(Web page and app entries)
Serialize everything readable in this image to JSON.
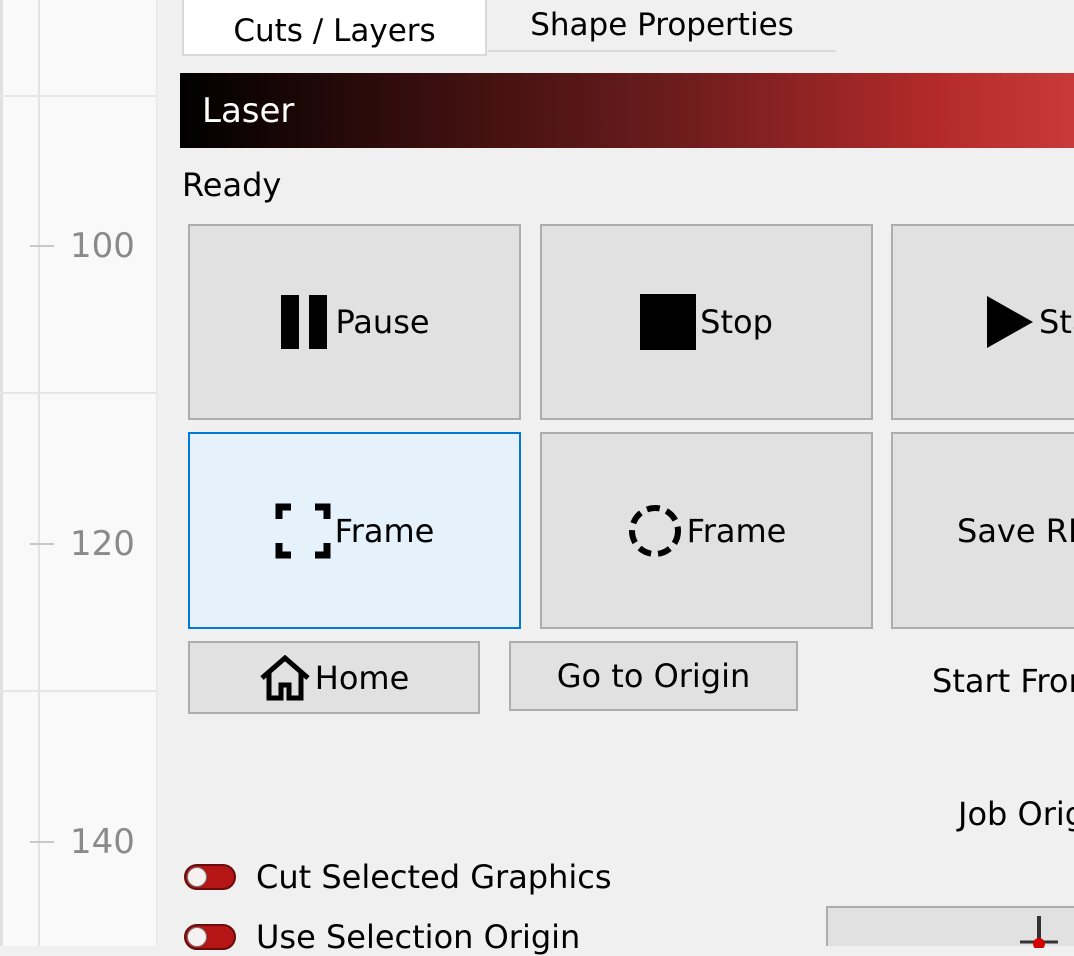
{
  "ruler": {
    "labels": [
      "100",
      "120",
      "140"
    ]
  },
  "tabs": {
    "cuts_layers": "Cuts / Layers",
    "shape_properties": "Shape Properties"
  },
  "panel": {
    "title": "Laser",
    "status": "Ready"
  },
  "buttons": {
    "pause": "Pause",
    "stop": "Stop",
    "start": "Start",
    "frame_rect": "Frame",
    "frame_circle": "Frame",
    "save_rd": "Save RD",
    "home": "Home",
    "go_to_origin": "Go to Origin"
  },
  "labels": {
    "start_from": "Start From",
    "job_origin": "Job Origin"
  },
  "toggles": {
    "cut_selected": "Cut Selected Graphics",
    "use_selection_origin": "Use Selection Origin"
  },
  "colors": {
    "accent": "#0078d7",
    "toggle_red": "#b51515",
    "gradient_end": "#c83a3a"
  }
}
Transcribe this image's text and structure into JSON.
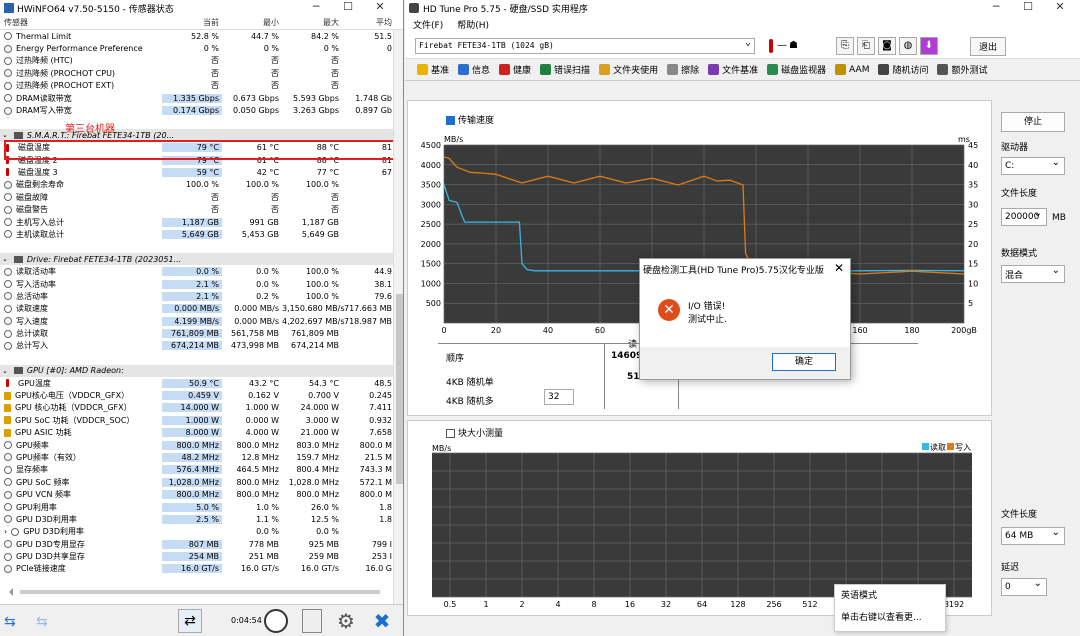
{
  "hwinfo": {
    "title": "HWiNFO64 v7.50-5150 - 传感器状态",
    "headers": [
      "传感器",
      "当前",
      "最小",
      "最大",
      "平均"
    ],
    "annotation": "第三台机器",
    "rows": [
      {
        "k": "r",
        "icon": "ic",
        "name": "Thermal Limit",
        "v": [
          "52.8 %",
          "44.7 %",
          "84.2 %",
          "51.5"
        ]
      },
      {
        "k": "r",
        "icon": "ic",
        "name": "Energy Performance Preference",
        "v": [
          "0 %",
          "0 %",
          "0 %",
          "0"
        ]
      },
      {
        "k": "r",
        "icon": "ic",
        "name": "过热降频 (HTC)",
        "v": [
          "否",
          "否",
          "否",
          ""
        ]
      },
      {
        "k": "r",
        "icon": "ic",
        "name": "过热降频 (PROCHOT CPU)",
        "v": [
          "否",
          "否",
          "否",
          ""
        ]
      },
      {
        "k": "r",
        "icon": "ic",
        "name": "过热降频 (PROCHOT EXT)",
        "v": [
          "否",
          "否",
          "否",
          ""
        ]
      },
      {
        "k": "r",
        "icon": "ic",
        "name": "DRAM读取带宽",
        "v": [
          "1.335 Gbps",
          "0.673 Gbps",
          "5.593 Gbps",
          "1.748 Gb"
        ],
        "hl": true
      },
      {
        "k": "r",
        "icon": "ic",
        "name": "DRAM写入带宽",
        "v": [
          "0.174 Gbps",
          "0.050 Gbps",
          "3.263 Gbps",
          "0.897 Gb"
        ],
        "hl": true
      },
      {
        "k": "s"
      },
      {
        "k": "g",
        "name": "S.M.A.R.T.: Firebat FETE34-1TB (20..."
      },
      {
        "k": "r",
        "icon": "t",
        "name": "磁盘温度",
        "v": [
          "79 °C",
          "61 °C",
          "88 °C",
          "81"
        ],
        "hl": true
      },
      {
        "k": "r",
        "icon": "t",
        "name": "磁盘温度 2",
        "v": [
          "79 °C",
          "61 °C",
          "88 °C",
          "81"
        ],
        "hl": true
      },
      {
        "k": "r",
        "icon": "t",
        "name": "磁盘温度 3",
        "v": [
          "59 °C",
          "42 °C",
          "77 °C",
          "67"
        ],
        "hl": true
      },
      {
        "k": "r",
        "icon": "ic",
        "name": "磁盘剩余寿命",
        "v": [
          "100.0 %",
          "100.0 %",
          "100.0 %",
          ""
        ]
      },
      {
        "k": "r",
        "icon": "ic",
        "name": "磁盘故障",
        "v": [
          "否",
          "否",
          "否",
          ""
        ]
      },
      {
        "k": "r",
        "icon": "ic",
        "name": "磁盘警告",
        "v": [
          "否",
          "否",
          "否",
          ""
        ]
      },
      {
        "k": "r",
        "icon": "ic",
        "name": "主机写入总计",
        "v": [
          "1,187 GB",
          "991 GB",
          "1,187 GB",
          ""
        ],
        "hl": true
      },
      {
        "k": "r",
        "icon": "ic",
        "name": "主机读取总计",
        "v": [
          "5,649 GB",
          "5,453 GB",
          "5,649 GB",
          ""
        ],
        "hl": true
      },
      {
        "k": "s"
      },
      {
        "k": "g",
        "name": "Drive: Firebat FETE34-1TB (2023051..."
      },
      {
        "k": "r",
        "icon": "ic",
        "name": "读取活动率",
        "v": [
          "0.0 %",
          "0.0 %",
          "100.0 %",
          "44.9"
        ],
        "hl": true
      },
      {
        "k": "r",
        "icon": "ic",
        "name": "写入活动率",
        "v": [
          "2.1 %",
          "0.0 %",
          "100.0 %",
          "38.1"
        ],
        "hl": true
      },
      {
        "k": "r",
        "icon": "ic",
        "name": "总活动率",
        "v": [
          "2.1 %",
          "0.2 %",
          "100.0 %",
          "79.6"
        ],
        "hl": true
      },
      {
        "k": "r",
        "icon": "ic",
        "name": "读取速度",
        "v": [
          "0.000 MB/s",
          "0.000 MB/s",
          "3,150.680 MB/s",
          "717.663 MB"
        ],
        "hl": true
      },
      {
        "k": "r",
        "icon": "ic",
        "name": "写入速度",
        "v": [
          "4.199 MB/s",
          "0.000 MB/s",
          "4,202.697 MB/s",
          "718.987 MB"
        ],
        "hl": true
      },
      {
        "k": "r",
        "icon": "ic",
        "name": "总计读取",
        "v": [
          "761,809 MB",
          "561,758 MB",
          "761,809 MB",
          ""
        ],
        "hl": true
      },
      {
        "k": "r",
        "icon": "ic",
        "name": "总计写入",
        "v": [
          "674,214 MB",
          "473,998 MB",
          "674,214 MB",
          ""
        ],
        "hl": true
      },
      {
        "k": "s"
      },
      {
        "k": "g",
        "name": "GPU [#0]: AMD Radeon:"
      },
      {
        "k": "r",
        "icon": "t",
        "name": "GPU温度",
        "v": [
          "50.9 °C",
          "43.2 °C",
          "54.3 °C",
          "48.5"
        ],
        "hl": true
      },
      {
        "k": "r",
        "icon": "g",
        "name": "GPU核心电压（VDDCR_GFX）",
        "v": [
          "0.459 V",
          "0.162 V",
          "0.700 V",
          "0.245"
        ],
        "hl": true
      },
      {
        "k": "r",
        "icon": "g",
        "name": "GPU 核心功耗（VDDCR_GFX）",
        "v": [
          "14.000 W",
          "1.000 W",
          "24.000 W",
          "7.411"
        ],
        "hl": true
      },
      {
        "k": "r",
        "icon": "g",
        "name": "GPU SoC 功耗（VDDCR_SOC）",
        "v": [
          "1.000 W",
          "0.000 W",
          "3.000 W",
          "0.932"
        ],
        "hl": true
      },
      {
        "k": "r",
        "icon": "g",
        "name": "GPU ASIC 功耗",
        "v": [
          "8.000 W",
          "4.000 W",
          "21.000 W",
          "7.658"
        ],
        "hl": true
      },
      {
        "k": "r",
        "icon": "ic",
        "name": "GPU频率",
        "v": [
          "800.0 MHz",
          "800.0 MHz",
          "803.0 MHz",
          "800.0 M"
        ],
        "hl": true
      },
      {
        "k": "r",
        "icon": "ic",
        "name": "GPU频率（有效）",
        "v": [
          "48.2 MHz",
          "12.8 MHz",
          "159.7 MHz",
          "21.5 M"
        ],
        "hl": true
      },
      {
        "k": "r",
        "icon": "ic",
        "name": "显存频率",
        "v": [
          "576.4 MHz",
          "464.5 MHz",
          "800.4 MHz",
          "743.3 M"
        ],
        "hl": true
      },
      {
        "k": "r",
        "icon": "ic",
        "name": "GPU SoC 频率",
        "v": [
          "1,028.0 MHz",
          "800.0 MHz",
          "1,028.0 MHz",
          "572.1 M"
        ],
        "hl": true
      },
      {
        "k": "r",
        "icon": "ic",
        "name": "GPU VCN 频率",
        "v": [
          "800.0 MHz",
          "800.0 MHz",
          "800.0 MHz",
          "800.0 M"
        ],
        "hl": true
      },
      {
        "k": "r",
        "icon": "ic",
        "name": "GPU利用率",
        "v": [
          "5.0 %",
          "1.0 %",
          "26.0 %",
          "1.8"
        ],
        "hl": true
      },
      {
        "k": "r",
        "icon": "ic",
        "name": "GPU D3D利用率",
        "v": [
          "2.5 %",
          "1.1 %",
          "12.5 %",
          "1.8"
        ],
        "hl": true
      },
      {
        "k": "r",
        "icon": "ic",
        "name": "GPU D3D利用率",
        "v": [
          "",
          "0.0 %",
          "0.0 %",
          ""
        ],
        "exp": true
      },
      {
        "k": "r",
        "icon": "ic",
        "name": "GPU D3D专用显存",
        "v": [
          "807 MB",
          "778 MB",
          "925 MB",
          "799 I"
        ],
        "hl": true
      },
      {
        "k": "r",
        "icon": "ic",
        "name": "GPU D3D共享显存",
        "v": [
          "254 MB",
          "251 MB",
          "259 MB",
          "253 I"
        ],
        "hl": true
      },
      {
        "k": "r",
        "icon": "ic",
        "name": "PCIe链接速度",
        "v": [
          "16.0 GT/s",
          "16.0 GT/s",
          "16.0 GT/s",
          "16.0 G"
        ],
        "hl": true
      }
    ],
    "timer": "0:04:54"
  },
  "hdtune": {
    "title": "HD Tune Pro 5.75 - 硬盘/SSD 实用程序",
    "menu": [
      "文件(F)",
      "帮助(H)"
    ],
    "drive": "Firebat FETE34-1TB (1024 gB)",
    "temp": "—",
    "exit": "退出",
    "tabs": [
      "基准",
      "信息",
      "健康",
      "错误扫描",
      "文件夹使用",
      "擦除",
      "文件基准",
      "磁盘监视器",
      "AAM",
      "随机访问",
      "额外测试"
    ],
    "transfer_check": "传输速度",
    "stop": "停止",
    "drive_label": "驱动器",
    "drive_value": "C:",
    "file_len_label": "文件长度",
    "file_len_value": "200000",
    "file_len_unit": "MB",
    "data_mode_label": "数据模式",
    "data_mode_value": "混合",
    "result_labels": [
      "顺序",
      "4KB 随机单",
      "4KB 随机多"
    ],
    "result_vals": [
      "146094",
      "510"
    ],
    "read_hdr": "读",
    "qd": "32",
    "block_check": "块大小测量",
    "file_len2_label": "文件长度",
    "file_len2_value": "64 MB",
    "delay_label": "延迟",
    "delay_value": "0",
    "legend_read": "读取",
    "legend_write": "写入"
  },
  "chart_data": [
    {
      "type": "line",
      "title": "",
      "xlabel": "",
      "ylabel": "MB/s",
      "y2label": "ms",
      "xlim": [
        0,
        200
      ],
      "ylim": [
        0,
        4500
      ],
      "y2lim": [
        0,
        45
      ],
      "xticks": [
        "0",
        "20",
        "40",
        "60",
        "80",
        "100",
        "120",
        "140",
        "160",
        "180",
        "200gB"
      ],
      "yticks": [
        "4500",
        "4000",
        "3500",
        "3000",
        "2500",
        "2000",
        "1500",
        "1000",
        "500"
      ],
      "y2ticks": [
        "45",
        "40",
        "35",
        "30",
        "25",
        "20",
        "15",
        "10",
        "5"
      ],
      "series": [
        {
          "name": "读取",
          "x": [
            0,
            1,
            2,
            5,
            7,
            8,
            10,
            12,
            15,
            20,
            25,
            28,
            29,
            30,
            32,
            35,
            40,
            50,
            60,
            80,
            100,
            120,
            140,
            160,
            180,
            200
          ],
          "y": [
            3500,
            3300,
            3100,
            3050,
            2700,
            2550,
            2550,
            2550,
            2550,
            2550,
            2550,
            2550,
            2550,
            1500,
            1350,
            1320,
            1320,
            1320,
            1320,
            1320,
            1320,
            1330,
            1320,
            1320,
            1330,
            1320
          ]
        },
        {
          "name": "写入",
          "x": [
            0,
            2,
            5,
            10,
            15,
            20,
            30,
            40,
            50,
            60,
            70,
            80,
            90,
            100,
            105,
            110,
            115,
            116,
            120,
            140,
            160,
            180,
            200
          ],
          "y": [
            4200,
            4100,
            4000,
            3750,
            3850,
            3700,
            3600,
            3650,
            3600,
            3650,
            3600,
            3600,
            3550,
            3650,
            3650,
            3550,
            3550,
            1700,
            1300,
            1250,
            1300,
            1250,
            1300
          ]
        }
      ]
    },
    {
      "type": "line",
      "title": "",
      "ylabel": "MB/s",
      "xticks": [
        "0.5",
        "1",
        "2",
        "4",
        "8",
        "16",
        "32",
        "64",
        "128",
        "256",
        "512",
        "1024",
        "2048",
        "4096",
        "8192"
      ],
      "series": [
        {
          "name": "读取",
          "values": []
        },
        {
          "name": "写入",
          "values": []
        }
      ]
    }
  ],
  "dialog": {
    "title": "硬盘检测工具(HD Tune Pro)5.75汉化专业版",
    "msg1": "I/O 错误!",
    "msg2": "测试中止.",
    "ok": "确定"
  },
  "context_menu": [
    "英语模式",
    "单击右键以查看更..."
  ]
}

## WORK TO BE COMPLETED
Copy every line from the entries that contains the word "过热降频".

## EXERCISE RESULT
        "name": "过热降频 (HTC)",
        "name": "过热降频 (PROCHOT CPU)",
        "name": "过热降频 (PROCHOT EXT)",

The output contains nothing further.